Fish head curry became a popular dish in Malaysia and Singapore around the second half of the 20th century. With South Indian origins, the various ethnic groups of the Malay Peninsula have added their own accents to the dish, and recipes vary from place to place, group to group, family to family and shop to shop. No two recipes are ever the same. My Aunty Chin makes a great fish head curry and this is an adaptation of her recipe; with powerful sweet and sour Nyonya flavours. Every time a bowl of fish head curry comes to the table, I’m reminded of a childhood full of adults goading us kids to eat an eye, closely followed by our groans of disgust when one of the adults finally let us off the hook and ate it themselves. I’m still not keen on it. Go for the cheek instead, that’s where the best meat is.
- 1.5 kg large fish head (anterior cut) (see Note) or 800 g fish fillets (use a large white fish such as snapper or grouper)
- 100 g tamarind concentrate (block form) (see Note) or 2 tbsp tamarind purée
- 2 tbsp peanut or vegetable oil
- 1 cup loosely packed curry leaves
- 250 g okra, stalks trimmed
- ½ whole pineapple, peeled, cored, cut into 2 cm cubes
- 2 tomatoes, cored, quartered
- 200 ml coconut cream
- 1 tsp caster sugar
- 1 lime, halved
- steamed rice and coriander leaves, to serve
Fish curry powder
- 1½ tbsp ground coriander
- 1 tbsp ground cumin
- 1 tsp chilli powder
- 1 tsp ground turmeric
- ½ tsp white pepper
Rempah (spice paste)
- 3 large onions, chopped
- 3 garlic cloves
- 5 red bird's-eye chillies, split lengthwise, seeded
- 1 tbsp grated ginger
- 1 tbsp shrimp paste (belachan) (see Note) or 2 tbsp fish sauce
Oven temperatures are for conventional; if using fan-forced (convection), reduce the temperature by 20˚C. | We use Australian tablespoons and cups: 1 teaspoon equals 5 ml; 1 tablespoon equals 20 ml; 1 cup equals 250 ml. | All herbs are fresh (unless specified) and cups are lightly packed. | All vegetables are medium size and peeled, unless specified. | All eggs are 55-60 g, unless specified.
Soaking time 15 minutes
Resting time 20 minutes
For the fish curry powder, combine all the ingredients in a bowl and mix well.
For the rempah, process all the ingredients together in a food processor or blender to a smooth paste, adding a little water as necessary for the processor/blender to work.If using fish head, wash well to remove any traces of blood and pat dry.

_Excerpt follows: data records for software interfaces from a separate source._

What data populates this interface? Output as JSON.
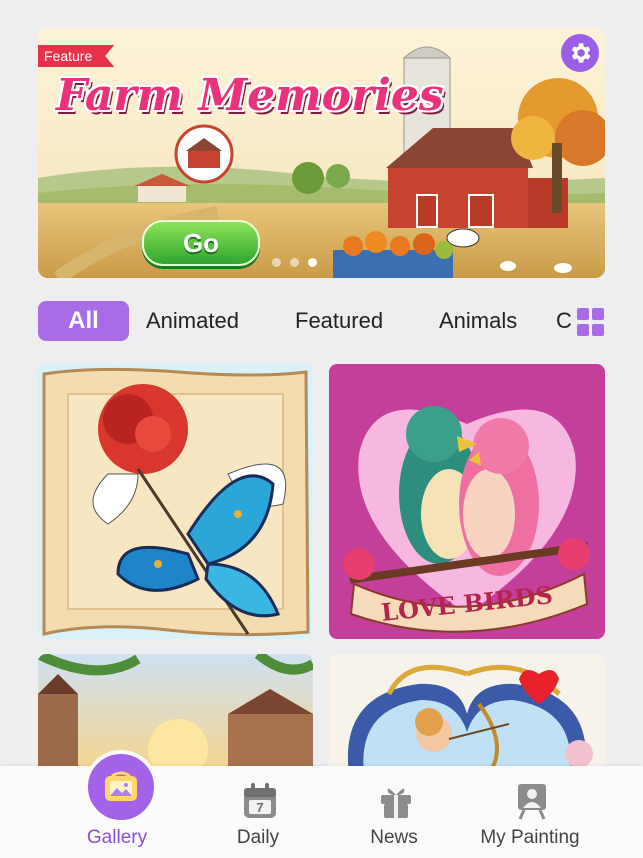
{
  "banner": {
    "tag": "Feature",
    "title": "Farm Memories",
    "button_label": "Go",
    "settings_icon": "gear-icon",
    "pager_count": 3,
    "pager_active": 3
  },
  "categories": {
    "items": [
      "All",
      "Animated",
      "Featured",
      "Animals",
      "C"
    ],
    "active": "All",
    "view_toggle_icon": "grid-view-icon"
  },
  "gallery": {
    "cards": [
      {
        "subject": "rose-and-butterfly"
      },
      {
        "subject": "love-birds",
        "caption": "LOVE BIRDS"
      },
      {
        "subject": "village-sunset"
      },
      {
        "subject": "cupid-heart"
      }
    ]
  },
  "bottom_nav": {
    "items": [
      {
        "label": "Gallery",
        "icon": "gallery-icon",
        "active": true
      },
      {
        "label": "Daily",
        "icon": "calendar-icon",
        "date": "7"
      },
      {
        "label": "News",
        "icon": "gift-icon"
      },
      {
        "label": "My Painting",
        "icon": "easel-icon"
      }
    ]
  },
  "colors": {
    "accent": "#a86ce6",
    "feature_tag": "#e8314a",
    "title_pink": "#e9327a",
    "go_green": "#3fb533"
  }
}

Rub fish head or fillets with 1 tbsp fish curry powder and set aside. Place tamarind in a heatproof bowl and pour over 500 ml hot water. Allow to steep for 15 minutes, then squeeze out and reserve liquid from tamarind. (If using tamarind purée without the seeds, just stir it through the water until dissolved.)
Meanwhile, heat the oil in a wok and sear the fish head on both sides until browned, then remove and set aside. Add the rempah and remaining curry powder to the wok and fry for about 5 minutes until the oil separates from the paste, then stir through curry leaves.
Add okra to the wok and fry for 2 minutes, then add pineapple and tomatoes, and cook for 3 minutes. Add coconut cream, tamarind liquid, ¼ tsp salt and sugar, and bring to the boil. Add fish head, cover with the sauce and add some water if there is not enough liquid. Bring to the boil again, then turn off heat and cover wok. Allow fish to stand, turning halfway, for 20 minutes to cook through, then squeeze over lime juice. Stir gently to combine and serve with rice and coriander.
• An anterior cut fish head is one cut in a straight line behind the pectoral fins, perpendicular to the spine. This leaves much of the first fillets of the fish attached to the head and provides plenty of delicious meat.
• Tamarind concentrate (block form) and shrimp paste (belachan) are available from Asian food shops.
Photography Armelle Habib